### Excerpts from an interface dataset
+---+

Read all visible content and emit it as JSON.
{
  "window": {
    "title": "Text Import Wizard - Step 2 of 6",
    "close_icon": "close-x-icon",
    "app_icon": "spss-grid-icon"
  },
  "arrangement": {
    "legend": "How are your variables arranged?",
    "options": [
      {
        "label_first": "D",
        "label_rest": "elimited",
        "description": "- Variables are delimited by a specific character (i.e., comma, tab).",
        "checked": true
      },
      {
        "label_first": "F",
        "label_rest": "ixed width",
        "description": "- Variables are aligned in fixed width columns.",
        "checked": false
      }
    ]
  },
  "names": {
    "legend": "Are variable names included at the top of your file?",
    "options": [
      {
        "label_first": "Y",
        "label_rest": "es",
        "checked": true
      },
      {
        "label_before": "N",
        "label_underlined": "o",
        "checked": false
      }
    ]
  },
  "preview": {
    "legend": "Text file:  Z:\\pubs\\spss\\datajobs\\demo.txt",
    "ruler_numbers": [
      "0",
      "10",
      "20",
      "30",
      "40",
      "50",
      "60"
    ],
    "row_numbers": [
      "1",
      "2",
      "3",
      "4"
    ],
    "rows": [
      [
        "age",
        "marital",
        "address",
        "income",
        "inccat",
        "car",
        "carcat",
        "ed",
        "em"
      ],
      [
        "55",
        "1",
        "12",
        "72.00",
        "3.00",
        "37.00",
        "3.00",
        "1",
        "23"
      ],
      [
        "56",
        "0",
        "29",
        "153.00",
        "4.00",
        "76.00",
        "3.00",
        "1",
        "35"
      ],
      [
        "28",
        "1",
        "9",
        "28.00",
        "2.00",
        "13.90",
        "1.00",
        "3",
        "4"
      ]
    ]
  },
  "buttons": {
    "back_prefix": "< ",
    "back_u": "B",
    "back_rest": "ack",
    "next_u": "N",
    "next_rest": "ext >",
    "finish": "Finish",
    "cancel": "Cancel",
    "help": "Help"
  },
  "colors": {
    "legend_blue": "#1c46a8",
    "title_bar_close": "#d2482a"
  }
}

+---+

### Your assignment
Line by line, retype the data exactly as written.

### Exercise result
Read all visible content and emit it as JSON.
{
  "window": {
    "title": "Text Import Wizard - Step 2 of 6",
    "close_icon": "close-x-icon",
    "app_icon": "spss-grid-icon"
  },
  "arrangement": {
    "legend": "How are your variables arranged?",
    "options": [
      {
        "label_first": "D",
        "label_rest": "elimited",
        "description": "- Variables are delimited by a specific character (i.e., comma, tab).",
        "checked": true
      },
      {
        "label_first": "F",
        "label_rest": "ixed width",
        "description": "- Variables are aligned in fixed width columns.",
        "checked": false
      }
    ]
  },
  "names": {
    "legend": "Are variable names included at the top of your file?",
    "options": [
      {
        "label_first": "Y",
        "label_rest": "es",
        "checked": true
      },
      {
        "label_before": "N",
        "label_underlined": "o",
        "checked": false
      }
    ]
  },
  "preview": {
    "legend": "Text file:  Z:\\pubs\\spss\\datajobs\\demo.txt",
    "ruler_numbers": [
      "0",
      "10",
      "20",
      "30",
      "40",
      "50",
      "60"
    ],
    "row_numbers": [
      "1",
      "2",
      "3",
      "4"
    ],
    "rows": [
      [
        "age",
        "marital",
        "address",
        "income",
        "inccat",
        "car",
        "carcat",
        "ed",
        "em"
      ],
      [
        "55",
        "1",
        "12",
        "72.00",
        "3.00",
        "37.00",
        "3.00",
        "1",
        "23"
      ],
      [
        "56",
        "0",
        "29",
        "153.00",
        "4.00",
        "76.00",
        "3.00",
        "1",
        "35"
      ],
      [
        "28",
        "1",
        "9",
        "28.00",
        "2.00",
        "13.90",
        "1.00",
        "3",
        "4"
      ]
    ]
  },
  "buttons": {
    "back_prefix": "< ",
    "back_u": "B",
    "back_rest": "ack",
    "next_u": "N",
    "next_rest": "ext >",
    "finish": "Finish",
    "cancel": "Cancel",
    "help": "Help"
  },
  "colors": {
    "legend_blue": "#1c46a8",
    "title_bar_close": "#d2482a"
  }
}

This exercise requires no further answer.